This is College Physics Answers with Shaun Dychko. The intravenous system for this patient has a hose with a radius of 0.15 millimeters, which is 0.15 times ten to the minus three meters, and the hose length is two and a half centimeters. The blood pressure at the needle is eight millimeters of mercury which we convert into pascals. The viscosity of the stuff in the IV tube, is the viscosity of water which is 1.002 times ten to the minus three pascal seconds. So the pressure due to the height of the fluid when it's 1.61 meters above the needle is the density of the solution inside, it's a saline solution so its density is 1025 kilograms per cubic meter, times 9.81 Newtons per kilogram times the height between the pouch and the needle in the person's arm. So that's 1.61 meters, in this case 1.62 times ten to four pascals. Part B asks for what the rate of the fluid flow will be with a height of 1.50 meters instead of the height given to us in the example. So, the fluid flow rate will be the difference in the pressures, this is the pressure due to the height of the fluid and this is going to be the blood pressure that's pushing back on the fluid at the needle. So we take that pressure difference, multiply by pi times the radius of the IV tube to the power four, divided by eight times the viscosity of the saline solution, times the length of the tube. So, we have rho g h two, this h two distinguishes it from h in part A. We now have 1.50 meter for the height now, minus pressure of the blood. I substituted the number one with a subscript b there to say that this is the blood pressure. Then we plug in numbers, so it's 1025 kilograms per cubic meter density, times 9.81 Newtons per kilogram, times 1.5 meters, minus 1066.4 pascals which is eight millimeters of mercury converted into pascals, then times pi, times 0.15 times ten to the minus three meters radius of the tube to the power four, divided by eight times the viscosity of 1.002 times ten to the minus three pascals seconds, times two and a half times ten to the minus two meters length of the tube. This works out to 0.111 cubic centimeters per second after you convert this number which is in cubic meters per second by multiplying by 100 centimeters for every meter three times to get into units of cubic centimeters per second. Part C, the flow will reverse when the pressure due to the height of the column of the saline solution equals the blood pressure. So we have rho g h for reversal, subscript r to mean the height at which point the flow can reverse, equals blood pressure and we solve for h r by dividing both sides by rho g. So the height for reversal of the IV will be 1066.4 pascals, divided by 1025 kilograms per cubic meter times 9.81 Newtons per kilogram which is 0.106 meters which is 10.6 centimeters. So that means if a patient were to stand up and the IV bag was less than 10.6 centimeters above their arm, then the IV drip wouldn't go into their arm anymore. So this is the post it's usually on, some wheels here, and here's the bag with the saline solution in it and the hose connected to the needle in their arm. If this distance here is ever less than 10.6 centimeters, like if they lift their arm up to their head say, then the IV drip won't work anymore. 

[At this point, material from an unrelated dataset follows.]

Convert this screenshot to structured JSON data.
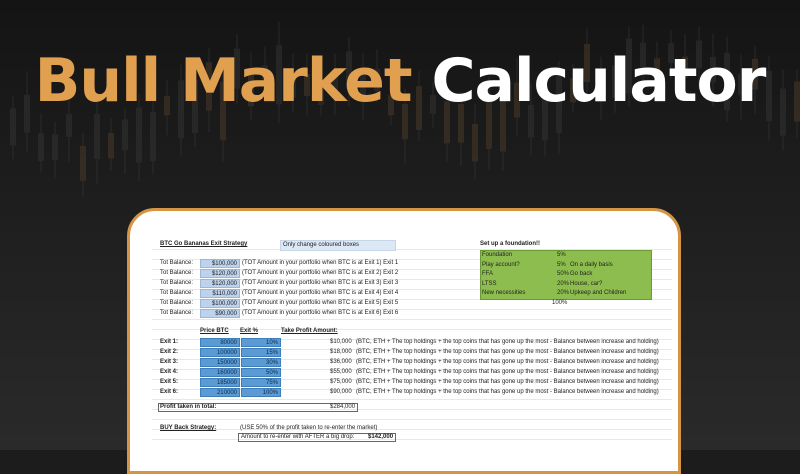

Comments

Submitted by camdenreed on Wed, 12/05/2018 - 10:42

its really always the way you blow through a problem and don't explain where your derivations come from

Submitted by ShaunDychko on Wed, 12/05/2018 - 10:48

Hi camdenreed, yeah, sorry if I was in a rush on that one. I try to find a balance between explaining thoroughly vs. not wasting students' time with overly verbose explanations. Sometimes that probably errs on the side of too concise. If you can form a specific question, I usually try to get back to students if time permits.

All the best,
Shaun

In reply to by camdenreed